People both for and against the Trans Mountain pipeline will be on pins and needles early Thursday morning.
pipeline protesters, Burnaby Mountain
Pipeline protesters on Burnaby Mountain in June. Pipeline watchers are awaiting a major court decision on Thursday from the Federal Court of Appeal.

People both for and against the Trans Mountain pipeline will be on pins and needles early Thursday morning.

That’s when the Federal Court of Appeal is scheduled to release its decision in a case that combined nearly two dozen lawsuits calling for the National Energy Board’s review of the pipeline to be overturned. (Follow this site for the breaking news.)

First Nations, including the Tsleil-Waututh, argued the federal government did not adequately consult them, although federal lawyers told the hearings extensive consultations were conducted.
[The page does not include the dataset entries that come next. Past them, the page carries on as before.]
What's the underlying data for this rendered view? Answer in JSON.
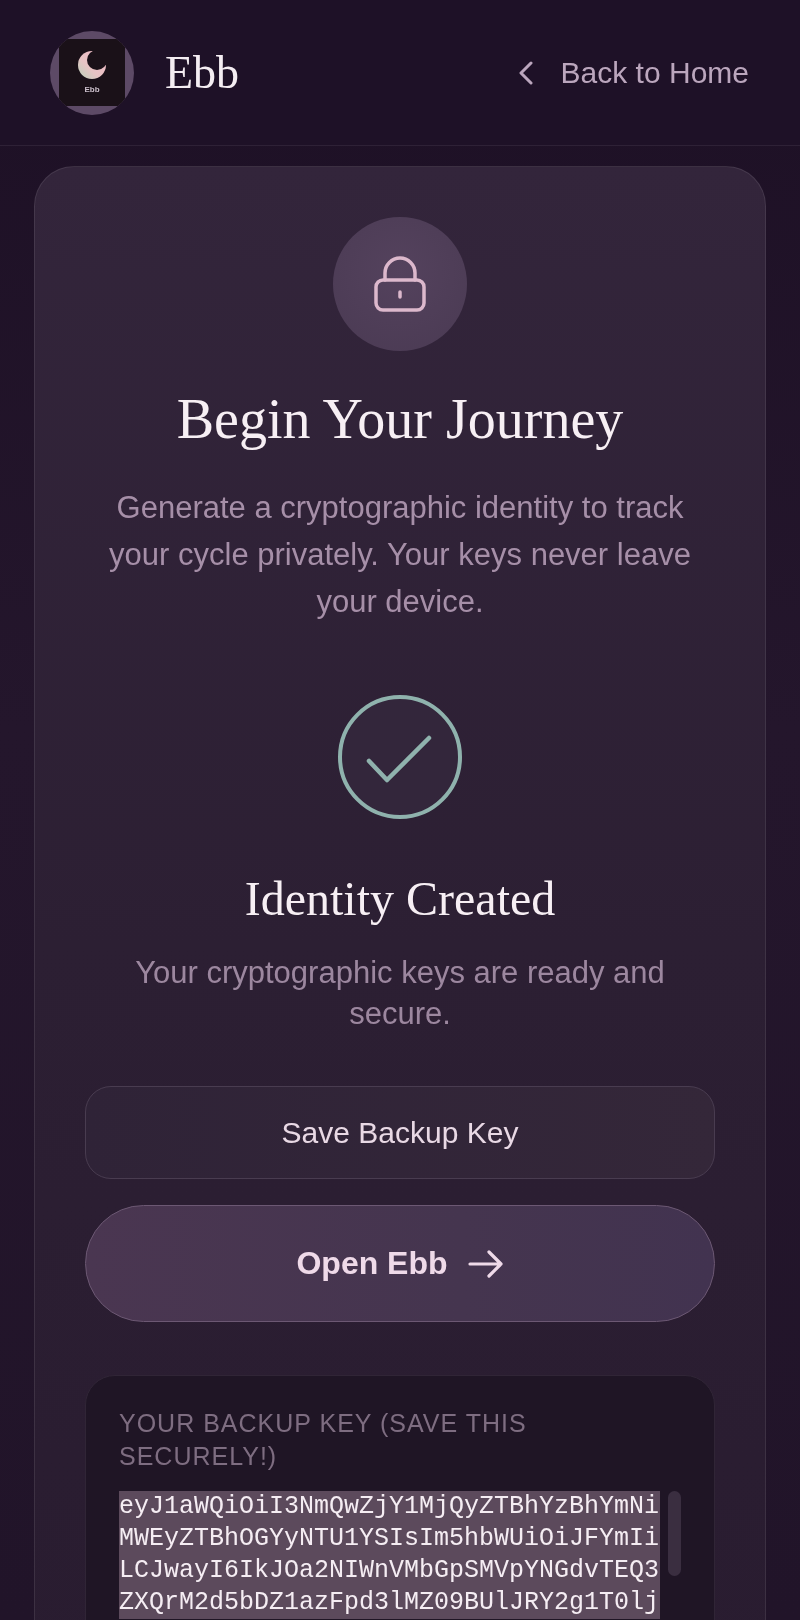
{
  "header": {
    "logo": {
      "label": "Ebb"
    },
    "brand": "Ebb",
    "back_link": "Back to Home"
  },
  "intro": {
    "title": "Begin Your Journey",
    "description": "Generate a cryptographic identity to track your cycle privately. Your keys never leave your device."
  },
  "status": {
    "kind": "success",
    "title": "Identity Created",
    "message": "Your cryptographic keys are ready and secure."
  },
  "buttons": [
    {
      "label": "Save Backup Key",
      "kind": "secondary"
    },
    {
      "label": "Open Ebb",
      "kind": "primary"
    }
  ],
  "backup_key": {
    "label": "YOUR BACKUP KEY (SAVE THIS SECURELY!)",
    "value": "eyJ1aWQiOiI3NmQwZjY1MjQyZTBhYzBhYmNiMWEyZTBhOGYyNTU1YSIsIm5hbWUiOiJFYmIiLCJwayI6IkJOa2NIWnVMbGpSMVpYNGdvTEQ3ZXQrM2d5bDZ1azFpd3lMZ09BUlJRY2g1T0lj",
    "highlighted": true
  }
}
Environmental groups and the cities of Vancouver and Burnaby also challenged the project and were supported by the province of British Columbia - an intervener in the case.

On the other side, Alberta was an intervener, arguing that the approval was based on a broad base of evidence that considered environmental, economic and Indigenous interests.

The City of Burnaby will be looking for a win in the case to erase the defeat it suffered last week when the Supreme Court of Canada dismissed its appeal of a Federal Court of Appeal ruling.

The decision marked the 17th consecutive court ruling in favour of Trans Mountain, according to the Canadian Press. 

The NOW interviewed Mayor Derek Corrigan about the court defeat, and he said a few frustrating things.

First, that he “wasn’t surprised” at the verdict.

“I don’t think we had high expectations of being successful,” he said, adding the city was compelled to go to the highest court in the country despite its low odds. “We want to exhaust our remedies. We don’t want to leave anything untried.”

For anti-pipeline folks, that’s admirable.

Generally, for taxpayers, we wonder if going after a long shot is the best use of municipal resources. We’re not saying don’t fight the pipeline in court, but lawyers aren’t cheap, so pouring money into a particular challenge that you admit you didn’t really think you’d win seems excessive.

The second frustration was Corrigan refusing to say how much the city has spent in legal fees fighting the pipeline. The question was asked a couple of times, and Corrigan kept telling the NOW he didn’t know – even when just asked for a ballpark figure, such as if it’s more than a million dollars. The mayor didn’t even offer to find out from city staff.

Corrigan also claimed the court cases aren’t a “burden” on taxpayers because the money is paid from casino revenues. That’s disingenuous of the mayor – revenue is revenue. Money taken from casino funds could be used to pay for a variety of things that now either won’t get funded or will have to be funded through general tax dollars because the casino cash has been spent elsewhere.

If the mayor wants to use casino funds, fine, but taxpayers deserve to know how much is being spent on these court costs – especially when the city is throwing money at some challenges it doesn’t realistically expect to win.

Then again, perhaps the case will go the city’s way on Thursday. Maybe then the mayor will be in the mood to be more transparent.